From every standpoint, “Bartlett on Fevers” may be regarded as one of the most successful medical books issued from the medical press and it richly deserves the comment of the distinguished editor of the fourth edition:
“The question may be fairly raised whether any book in our profession illustrates more clearly the beauties of sound reasoning and the advantages of vigorous generalization from carefully selected facts. Certainly no author ever brought to his labor a more high-minded purpose of representing the truth in its simplicity and in its fulness, while few have been possessed of higher gifts to discern, and gracefully to exhibit it”.

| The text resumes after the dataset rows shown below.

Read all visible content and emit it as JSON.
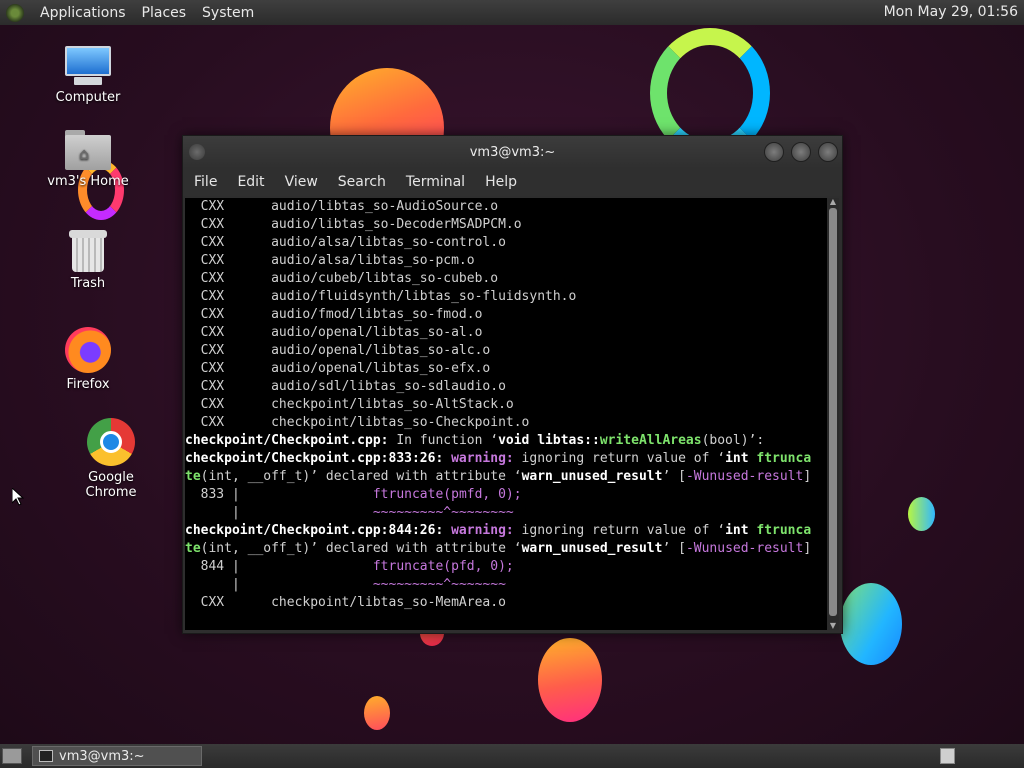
{
  "top_panel": {
    "menus": [
      "Applications",
      "Places",
      "System"
    ],
    "clock": "Mon May 29, 01:56"
  },
  "desktop_icons": [
    {
      "label": "Computer",
      "icon": "computer-icon"
    },
    {
      "label": "vm3's Home",
      "icon": "home-folder-icon"
    },
    {
      "label": "Trash",
      "icon": "trash-icon"
    },
    {
      "label": "Firefox",
      "icon": "firefox-icon"
    },
    {
      "label": "Google Chrome",
      "icon": "chrome-icon"
    }
  ],
  "terminal": {
    "title": "vm3@vm3:~",
    "menus": [
      "File",
      "Edit",
      "View",
      "Search",
      "Terminal",
      "Help"
    ],
    "lines": [
      "  CXX      audio/libtas_so-AudioSource.o",
      "  CXX      audio/libtas_so-DecoderMSADPCM.o",
      "  CXX      audio/alsa/libtas_so-control.o",
      "  CXX      audio/alsa/libtas_so-pcm.o",
      "  CXX      audio/cubeb/libtas_so-cubeb.o",
      "  CXX      audio/fluidsynth/libtas_so-fluidsynth.o",
      "  CXX      audio/fmod/libtas_so-fmod.o",
      "  CXX      audio/openal/libtas_so-al.o",
      "  CXX      audio/openal/libtas_so-alc.o",
      "  CXX      audio/openal/libtas_so-efx.o",
      "  CXX      audio/sdl/libtas_so-sdlaudio.o",
      "  CXX      checkpoint/libtas_so-AltStack.o",
      "  CXX      checkpoint/libtas_so-Checkpoint.o"
    ],
    "diag1": {
      "file": "checkpoint/Checkpoint.cpp:",
      "in_function": " In function ‘",
      "func_sig_a": "void libtas::",
      "func_name": "writeAllAreas",
      "func_sig_b": "(bool)",
      "close": "’:"
    },
    "warn1": {
      "loc": "checkpoint/Checkpoint.cpp:833:26:",
      "kw": " warning:",
      "msg": " ignoring return value of ‘",
      "t1": "int ",
      "fn1": "ftrunca",
      "fn2": "te",
      "args": "(int, __off_t)’ declared with attribute ‘",
      "attr": "warn_unused_result",
      "attr_close": "’ [",
      "flag": "-Wunused-result",
      "flag_close": "]",
      "lineno": "  833 |",
      "code": "                 ftruncate(pmfd, 0);",
      "bar": "      |",
      "caret": "                 ~~~~~~~~~^~~~~~~~~"
    },
    "warn2": {
      "loc": "checkpoint/Checkpoint.cpp:844:26:",
      "kw": " warning:",
      "msg": " ignoring return value of ‘",
      "t1": "int ",
      "fn1": "ftrunca",
      "fn2": "te",
      "args": "(int, __off_t)’ declared with attribute ‘",
      "attr": "warn_unused_result",
      "attr_close": "’ [",
      "flag": "-Wunused-result",
      "flag_close": "]",
      "lineno": "  844 |",
      "code": "                 ftruncate(pfd, 0);",
      "bar": "      |",
      "caret": "                 ~~~~~~~~~^~~~~~~~"
    },
    "last_line": "  CXX      checkpoint/libtas_so-MemArea.o"
  },
  "taskbar": {
    "task_label": "vm3@vm3:~"
  }
}
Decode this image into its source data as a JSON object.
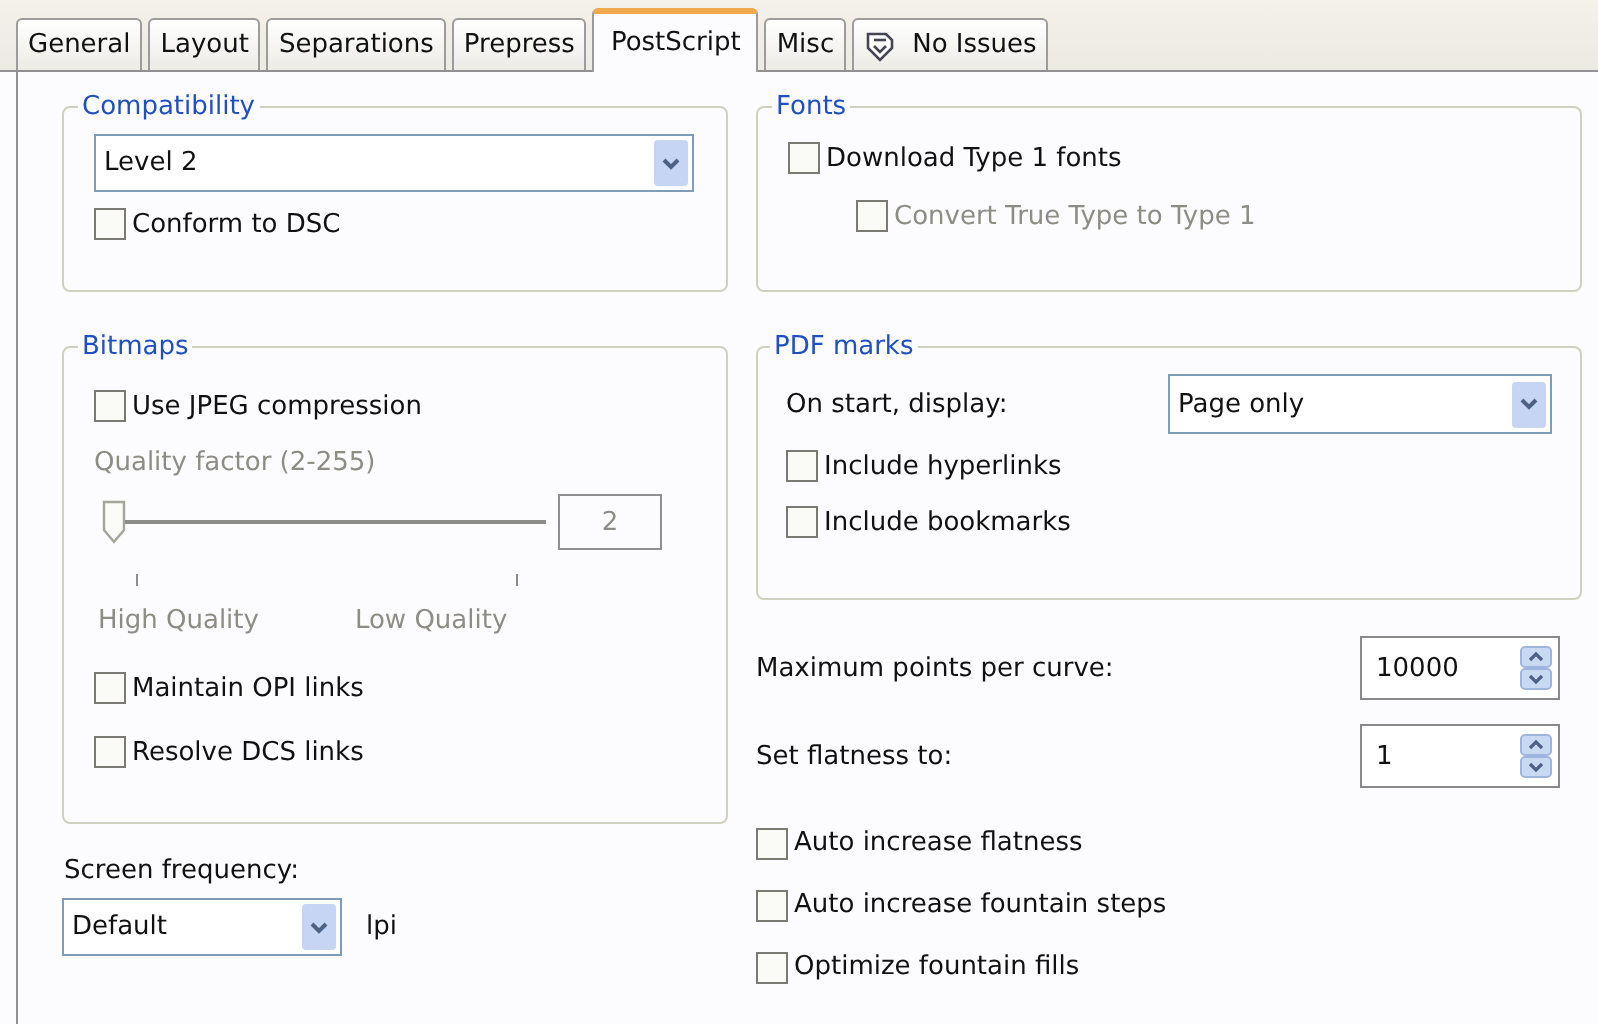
{
  "tabs": [
    {
      "label": "General",
      "selected": false,
      "kind": "text"
    },
    {
      "label": "Layout",
      "selected": false,
      "kind": "text"
    },
    {
      "label": "Separations",
      "selected": false,
      "kind": "text"
    },
    {
      "label": "Prepress",
      "selected": false,
      "kind": "text"
    },
    {
      "label": "PostScript",
      "selected": true,
      "kind": "text"
    },
    {
      "label": "Misc",
      "selected": false,
      "kind": "text"
    },
    {
      "label": "No Issues",
      "selected": false,
      "kind": "status"
    }
  ],
  "compatibility": {
    "title": "Compatibility",
    "dropdown": {
      "value": "Level 2"
    },
    "checkboxes": [
      {
        "label": "Conform to DSC",
        "checked": false,
        "disabled": false
      }
    ]
  },
  "fonts": {
    "title": "Fonts",
    "checkboxes": [
      {
        "label": "Download Type 1 fonts",
        "checked": false,
        "disabled": false,
        "children": [
          {
            "label": "Convert True Type to Type 1",
            "checked": false,
            "disabled": true
          }
        ]
      }
    ]
  },
  "bitmaps": {
    "title": "Bitmaps",
    "jpeg": {
      "label": "Use JPEG compression",
      "checked": false,
      "disabled": false
    },
    "quality": {
      "label": "Quality factor (2-255)",
      "disabled": true,
      "level": 0,
      "value": "2",
      "min_label": "High Quality",
      "max_label": "Low Quality"
    },
    "checkboxes": [
      {
        "label": "Maintain OPI links",
        "checked": false,
        "disabled": false
      },
      {
        "label": "Resolve DCS links",
        "checked": false,
        "disabled": false
      }
    ]
  },
  "pdf_marks": {
    "title": "PDF marks",
    "display_label": "On start, display:",
    "display_value": "Page only",
    "checkboxes": [
      {
        "label": "Include hyperlinks",
        "checked": false,
        "disabled": false
      },
      {
        "label": "Include bookmarks",
        "checked": false,
        "disabled": false
      }
    ]
  },
  "spinners": [
    {
      "label": "Maximum points per curve:",
      "value": "10000"
    },
    {
      "label": "Set flatness to:",
      "value": "1"
    }
  ],
  "options": [
    {
      "label": "Auto increase flatness",
      "checked": false,
      "disabled": false
    },
    {
      "label": "Auto increase fountain steps",
      "checked": false,
      "disabled": false
    },
    {
      "label": "Optimize fountain fills",
      "checked": false,
      "disabled": false
    }
  ],
  "screen_frequency": {
    "label": "Screen frequency:",
    "value": "Default",
    "unit": "lpi"
  }
}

The most comprehensive and authoritative single source on Bartlett and his work is the book published by William Stempey in 2005. The introductory essay includes not only a biography of Bartlett; it also offers a short account of the Paris clinical school of the first half of the 19th century and Stempey’s perspectives on Bartlett’s Essay on the Philosophy of Medical Science and his Philosophy of Therapeutics.
Stempey’s book also includes a bibliography of Bartlett’s published works, a bibliography of secondary sources, and a bibliography of unpublished manuscripts, including letters held in libraries of Brown University, Harvard University, University of Rochester, and Yale University.

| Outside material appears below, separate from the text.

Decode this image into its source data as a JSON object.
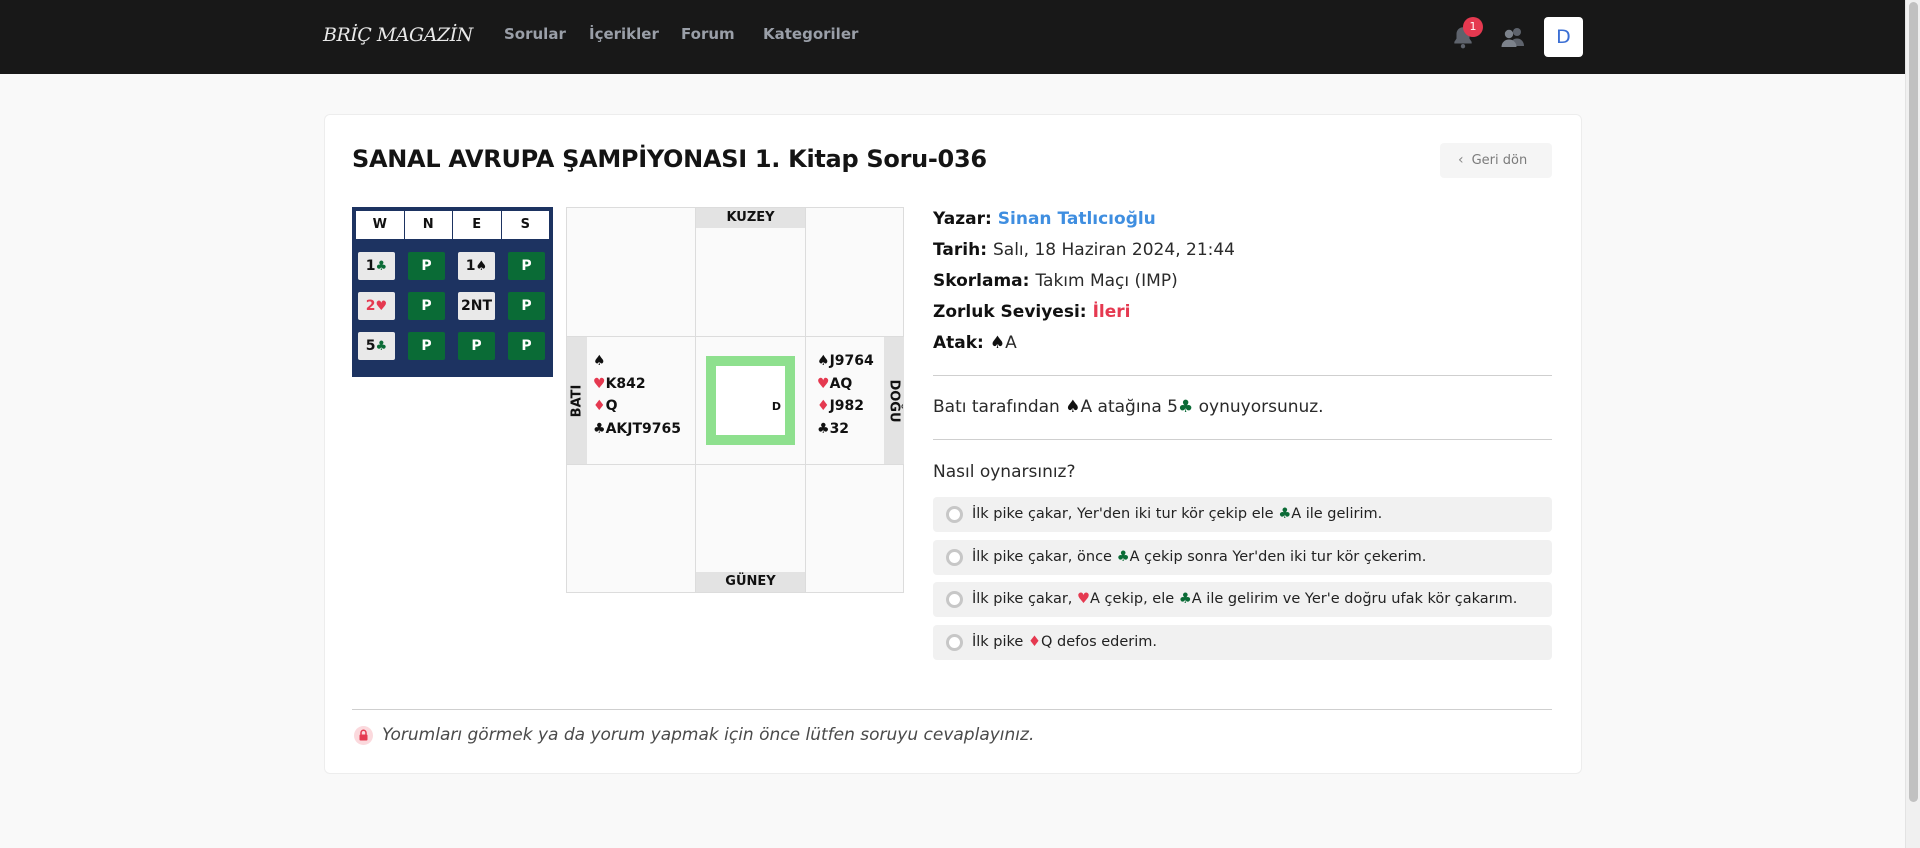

He was educated in the public schools of Watertown and later took up the study of medicine in the New York Homœopathic Medical College and Hospital, and also in the Flower Hospital, which now is a department of the college institution.
Since 1895 he has engaged in the general practice of medicine in Bensonhurst. He was house physician to the Laura Franklin Free Hospital in 1898 and 1899.
He is a member of the American Institute of Homœopathy, the New York State Homœopathic Medical Society, the alumni association of the New York Homœopathic Medical College and Hospital, and a corresponding member of the New York County Homœopathic Society.
Dr. Bartlett married Margaret R. Bateman.
of New York city, the fifth son of Loring and Phebe Bartlett, of the town of Salisbury, Litchfield county, Conn., was born in that place, August 7th, 1823. He is one of ten children, and his early life was employed upon his father’s farm during the summer months, while during the winter, he attended school near his home.
When in his seventeenth year, he commenced the struggle of life for himself, teaching the district school in the town of Sheffield, in which employment he spent three successive winters.
In the spring of 1843, he commenced the study of medicine in the office of Dr. Luther Ticknor (an orthodox doctor who had converted to homeopathy), of the town of Salisbury, Conn., for many years President of the State Medical Society.
In 1847, he received his medical degree from the Geneva Medical College, N. Y. Soon after his return home, in the spring of that year, Dr. Ticknor died.
He then entered the office of Dr. B. Welch, of Salisbury, Conn., practicing medicine and surgery with him for one year.
In 1849, he located at Pine Plains, Dutchess county, where he remained one year. From thence, he removed to Rhinebeck, and entered into partnership with Dr. Martin Freleigh, with whom he continued in practice for three years.
In 1853 ; he settled in New York city, and soon entered upon a large and valuable practice.
Dr. Bartlett’s conversion to homœopathy was effected during his residence in Rhinebeck, where his attention was first called to its intrinsic value. The late Dr. Federal Vanderburgh was the agent by whose suggestions he was induced to give it his closest investigation.
The result of his examination was his cordial adoption of the system ; and, after a retrospect of twenty years, he finds no cause for regret in his espousal of the true principle of healing, similia similibus curantur.